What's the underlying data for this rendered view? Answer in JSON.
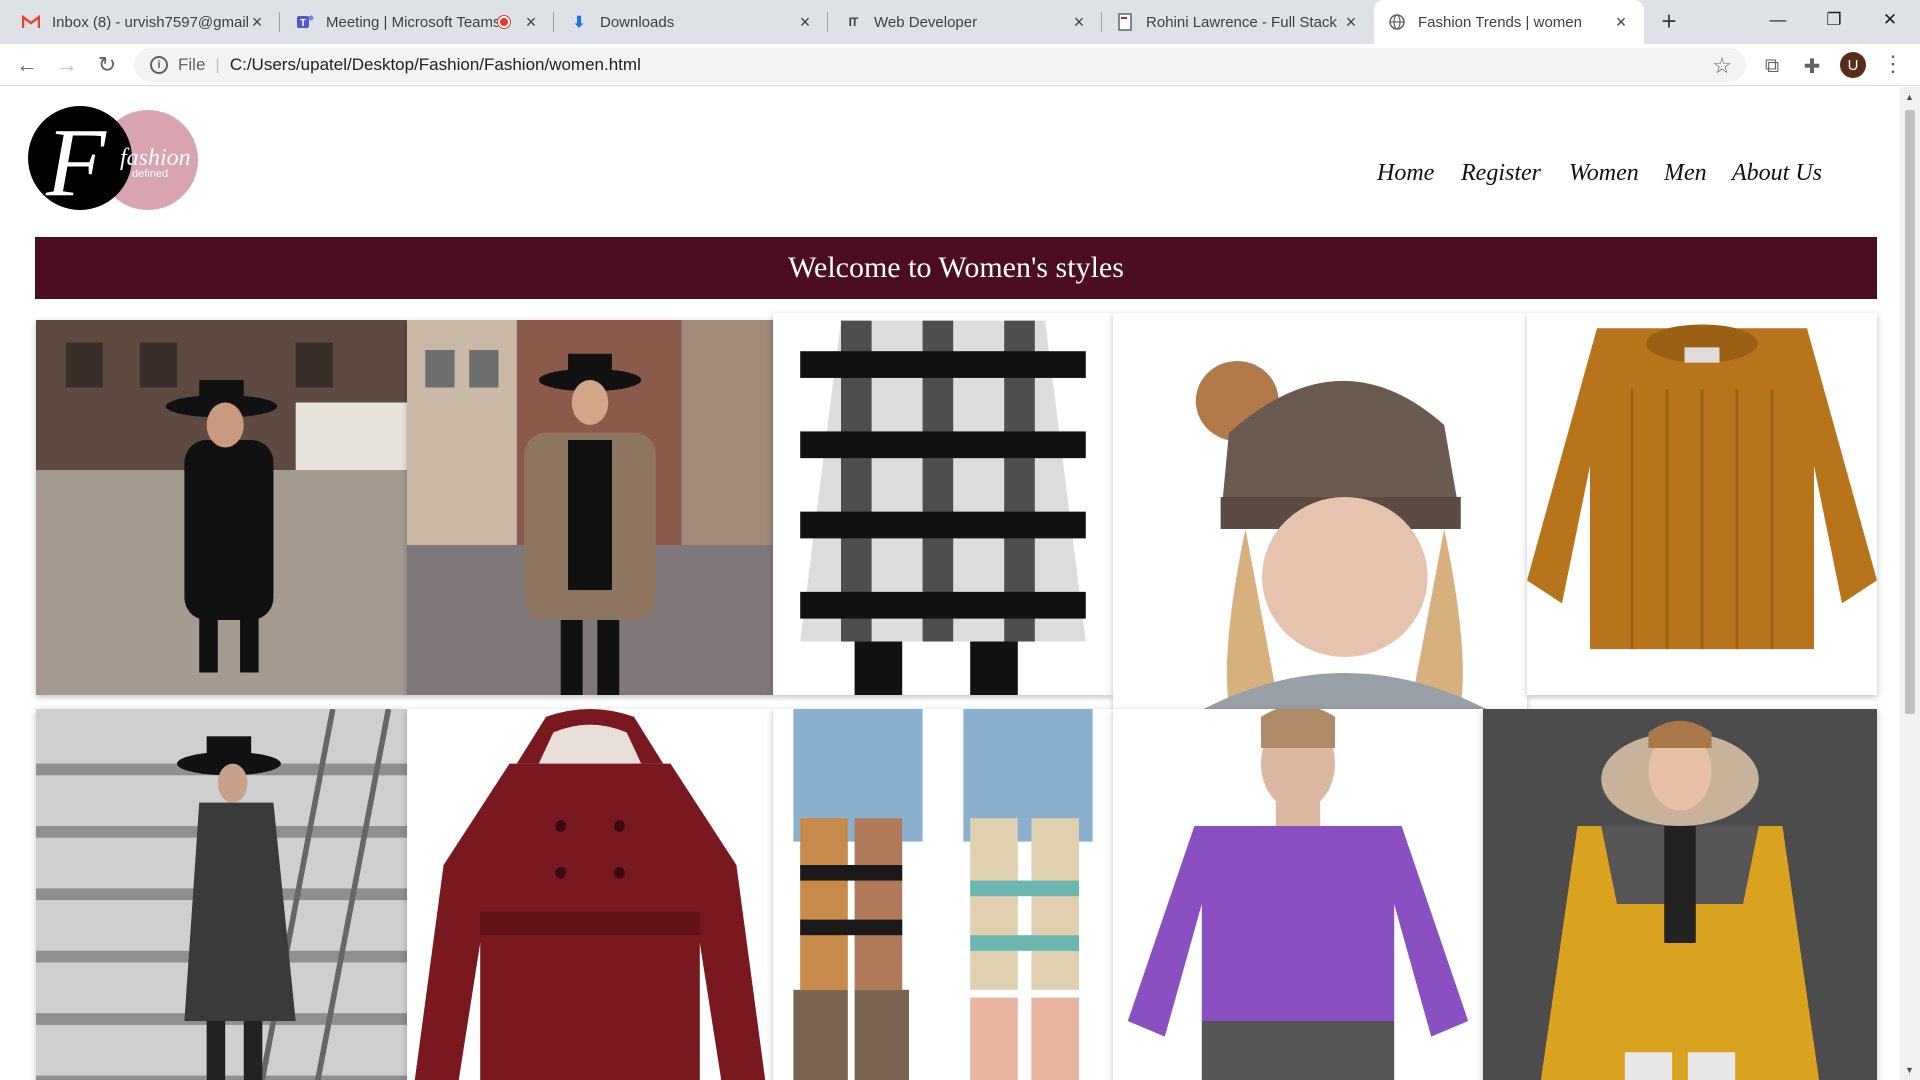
{
  "browser": {
    "tabs": [
      {
        "title": "Inbox (8) - urvish7597@gmail.com",
        "icon": "gmail-icon"
      },
      {
        "title": "Meeting | Microsoft Teams",
        "icon": "teams-icon"
      },
      {
        "title": "Downloads",
        "icon": "download-icon"
      },
      {
        "title": "Web Developer",
        "icon": "web-dev-icon"
      },
      {
        "title": "Rohini Lawrence - Full Stack Developer",
        "icon": "document-icon"
      },
      {
        "title": "Fashion Trends | women",
        "icon": "globe-icon"
      }
    ],
    "active_tab": 5,
    "address": {
      "scheme": "File",
      "path": "C:/Users/upatel/Desktop/Fashion/Fashion/women.html"
    },
    "profile_initial": "U"
  },
  "site": {
    "logo": {
      "letter": "F",
      "word": "fashion",
      "sub": "defined",
      "colors": {
        "dark": "#000000",
        "accent": "#d9a4b2"
      }
    },
    "nav": [
      "Home",
      "Register",
      "Women",
      "Men",
      "About Us"
    ],
    "banner": {
      "title": "Welcome to Women's styles",
      "color": "#4a0d22"
    }
  },
  "gallery": [
    {
      "subject": "Woman in black coat and wide-brim hat"
    },
    {
      "subject": "Woman in leopard print coat and black hat"
    },
    {
      "subject": "Black and white checked dress"
    },
    {
      "subject": "Woman in brown knit beanie with pom-pom"
    },
    {
      "subject": "Mustard knit oversized sweater"
    },
    {
      "subject": "Woman in grey long coat on stairs"
    },
    {
      "subject": "Burgundy hooded belted coat"
    },
    {
      "subject": "Patterned knit leg warmers with boots"
    },
    {
      "subject": "Woman in purple sweatshirt"
    },
    {
      "subject": "Man in yellow hooded parka"
    }
  ]
}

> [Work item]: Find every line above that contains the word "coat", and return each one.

> [Exercise answer]:
      "subject": "Woman in black coat and wide-brim hat"
      "subject": "Woman in leopard print coat and black hat"
      "subject": "Woman in grey long coat on stairs"
      "subject": "Burgundy hooded belted coat"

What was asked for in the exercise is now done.